Minister defends calling out ‘white hypocrisy’ of colleagues over refugee policy
Pnina Tamano-Shata says she couldn’t remain silent in cabinet meeting marred by offensive jokes; defends ongoing efforts to take in Ukrainian refugees, despite setbacks
Immigration and Absorption Minister Pnina Tamano-Shata on Thursday defended comments she made during a cabinet meeting earlier this week, when she called out her white colleagues for their “hypocrisy” regarding Israel’s treatment of refugees from Ukraine versus those from Ethiopia.
“The truth is known to everyone and sometimes people don’t like to hear the truth,” she told the Ynet news site. “I told the truth. There is a certain level of hypocrisy that we need to expunge. The only medicine to treat this is putting everything on the table for all to see.”
During a cabinet meeting on Monday, Tamano-Shata tore into her colleagues for refusing to offer the same degree of sympathy and support for Ethiopian Jews seeking to flee their war-torn country that they are now showing for Ukrainian refugees.
“This is the hypocrisy of white people. We must also work to advance the immigration of Jews from Ethiopia, who are also fleeing a war,” she said.
In response, Diaspora Minister Nachman Shai cracked, “We’re from Europe.”
Tamano-Shata, who herself immigrated from Ethiopia, reportedly did not take the response well, telling Shai to “take it back, it’s not funny.” At that stage, Finance Minister Avigdor Liberman reportedly intervened to defend the comment as “just a joke.”
Economy Minister Orna Barbivai also apparently didn’t appreciate Tamano-Shata’s remarks, saying, “How can you say such a thing? How would you react if someone said that Black people are hypocrites?”
“There was a moment when I thought they forgot I was in the room,” Tamano-Shata told Ynet. “Whether it is a joke or not, such things should not be said during a meeting of the Israeli government. We are such a diverse people. I sat there and felt small, so it was important for me to hold up a mirror to their faces, even more so as someone who believes in all different parts of Israel’s society and tribes.”
“As an Ethiopian, I can tell you that I work as much for the Jews of India, France, the United States, Russia and Ukraine, as I do for my community,” she added.
On Tuesday, the High Court rejected a petition seeking to bar additional Ethiopian immigrants from moving to Israel, paving the way for thousands to escape the Tigray conflict — a move welcomed by Tamano-Shata.
Asked how many immigrants from Ukraine and Russia officials are expecting to arrive, Tamano-Shata said that some 5,000 have already arrived since the start of the fighting, with estimates that the figure will reach the tens of thousands in the coming weeks and months.

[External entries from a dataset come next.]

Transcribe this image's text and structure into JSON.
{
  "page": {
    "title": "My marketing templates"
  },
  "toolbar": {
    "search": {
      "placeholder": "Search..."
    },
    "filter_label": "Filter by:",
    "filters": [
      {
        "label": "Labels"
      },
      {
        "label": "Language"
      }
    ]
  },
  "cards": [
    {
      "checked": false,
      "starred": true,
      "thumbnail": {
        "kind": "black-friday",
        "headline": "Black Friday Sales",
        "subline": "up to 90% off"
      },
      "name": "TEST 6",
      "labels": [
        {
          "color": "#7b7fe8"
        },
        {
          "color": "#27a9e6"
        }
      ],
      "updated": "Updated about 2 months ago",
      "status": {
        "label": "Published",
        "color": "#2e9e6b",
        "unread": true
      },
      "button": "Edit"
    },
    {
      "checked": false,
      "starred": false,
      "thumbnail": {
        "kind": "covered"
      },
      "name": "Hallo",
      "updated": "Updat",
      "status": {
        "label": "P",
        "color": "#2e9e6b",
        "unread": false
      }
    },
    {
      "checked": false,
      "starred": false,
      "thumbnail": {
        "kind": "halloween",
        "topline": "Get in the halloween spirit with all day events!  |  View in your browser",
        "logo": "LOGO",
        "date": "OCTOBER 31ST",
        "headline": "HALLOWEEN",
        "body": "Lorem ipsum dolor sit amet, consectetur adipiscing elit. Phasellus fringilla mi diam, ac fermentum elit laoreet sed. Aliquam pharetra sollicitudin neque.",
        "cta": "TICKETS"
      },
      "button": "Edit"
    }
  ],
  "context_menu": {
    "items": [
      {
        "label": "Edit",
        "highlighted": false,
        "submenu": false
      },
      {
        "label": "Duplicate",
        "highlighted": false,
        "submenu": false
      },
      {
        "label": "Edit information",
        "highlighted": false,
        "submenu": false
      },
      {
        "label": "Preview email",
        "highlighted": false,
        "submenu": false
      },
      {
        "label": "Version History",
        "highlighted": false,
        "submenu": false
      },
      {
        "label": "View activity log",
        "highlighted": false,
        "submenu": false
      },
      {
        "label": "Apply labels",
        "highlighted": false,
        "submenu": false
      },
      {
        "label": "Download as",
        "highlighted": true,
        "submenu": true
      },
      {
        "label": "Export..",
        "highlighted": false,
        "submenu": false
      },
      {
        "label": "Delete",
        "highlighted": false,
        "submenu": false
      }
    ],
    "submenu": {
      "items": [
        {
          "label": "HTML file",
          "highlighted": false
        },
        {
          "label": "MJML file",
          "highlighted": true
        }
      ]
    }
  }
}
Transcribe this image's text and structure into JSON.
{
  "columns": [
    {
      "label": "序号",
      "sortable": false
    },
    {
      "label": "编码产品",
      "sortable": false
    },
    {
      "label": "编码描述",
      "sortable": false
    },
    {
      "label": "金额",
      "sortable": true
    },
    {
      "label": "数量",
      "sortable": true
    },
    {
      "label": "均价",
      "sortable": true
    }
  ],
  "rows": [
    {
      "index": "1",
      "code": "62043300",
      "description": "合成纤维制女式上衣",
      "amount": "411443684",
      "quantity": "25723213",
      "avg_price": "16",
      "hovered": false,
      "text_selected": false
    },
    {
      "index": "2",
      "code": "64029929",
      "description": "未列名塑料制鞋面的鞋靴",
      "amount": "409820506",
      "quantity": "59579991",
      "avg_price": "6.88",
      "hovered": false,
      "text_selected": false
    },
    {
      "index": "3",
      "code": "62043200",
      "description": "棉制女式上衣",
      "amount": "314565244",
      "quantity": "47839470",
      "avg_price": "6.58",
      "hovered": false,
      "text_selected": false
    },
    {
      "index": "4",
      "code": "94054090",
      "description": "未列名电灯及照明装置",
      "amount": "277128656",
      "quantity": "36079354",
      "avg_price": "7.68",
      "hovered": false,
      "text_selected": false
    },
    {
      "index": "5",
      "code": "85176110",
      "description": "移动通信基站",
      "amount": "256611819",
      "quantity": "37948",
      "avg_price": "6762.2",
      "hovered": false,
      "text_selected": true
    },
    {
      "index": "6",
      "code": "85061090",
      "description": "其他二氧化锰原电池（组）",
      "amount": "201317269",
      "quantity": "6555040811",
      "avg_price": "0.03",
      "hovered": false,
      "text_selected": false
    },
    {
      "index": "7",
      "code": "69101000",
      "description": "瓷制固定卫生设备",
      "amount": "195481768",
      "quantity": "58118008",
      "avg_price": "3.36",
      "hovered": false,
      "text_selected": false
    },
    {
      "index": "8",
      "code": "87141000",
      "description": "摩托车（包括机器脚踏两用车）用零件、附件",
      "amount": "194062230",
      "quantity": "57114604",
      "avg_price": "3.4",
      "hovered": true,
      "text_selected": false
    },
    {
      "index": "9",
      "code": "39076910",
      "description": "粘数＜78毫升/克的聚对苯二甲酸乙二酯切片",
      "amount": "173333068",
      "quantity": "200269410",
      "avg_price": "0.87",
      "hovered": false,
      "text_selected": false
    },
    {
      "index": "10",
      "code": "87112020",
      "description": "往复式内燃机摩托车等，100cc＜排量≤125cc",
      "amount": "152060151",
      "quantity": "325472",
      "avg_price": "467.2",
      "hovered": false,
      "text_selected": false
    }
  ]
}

According to data released on Thursday by the Population and Immigration Authority, 11,390 Ukrainians refugees have arrived in Israel since the Russian invasion began. The figure included those eligible for Israeli citizenship under the Law of Return.
The population authority also said 258 Ukrainian nationals were denied entry to Israel since the start of the war last month.
Responding to allegations that Israel is woefully unprepared for the task, Tamano-Shata said that “you can’t expect everything to be perfect when it comes to such a massive undertaking.”
“We are constantly working to get additional manpower in order to absorb them, getting those who arrive places to sleep, finding people who can speak the needed languages,” she said.
“There are setbacks, be it in Ben Gurion Airport or on the bureaucratic level. My job is to solve these issues. We are working in full force to give the best treatment possible.”
The issue of Ukrainian refugees has been a highly contentious one in Israel. Interior Minister Ayelet Shaked, with the support of many right-wing lawmakers, initially severely limited the number of refugees who could enter the country and required the families of those coming in to put down large monetary deposits that would only be returned upon their exit from the country.
In the face of a public outcry against these practices, as well as criticism from government ministers, the Interior Ministry first did away with the deposit requirement and increased the number of refugees it would allow into Israel to 5,000, then softened the rules further, allowing any Ukrainian with a family member in Israel to enter the country without limit.
Refugees looking to enter the country were also initially subjected to extensive questioning and detention at Ben Gurion Airport before fierce backlash prompted the government to begin housing them at hotels in Tel Aviv instead.
Though the government has eased its policies on refugees, it has continued to face criticism for its handling of the issue. On Wednesday, Kan news reported that the Population and Immigration Authority had unnecessarily deported dozens of Ukrainian refugees because one of its forms had a translation error, resulting in applicants inadvertently declaring that they had stayed in Israel illegally in the past — when they thought they were saying only that they had previously visited the country.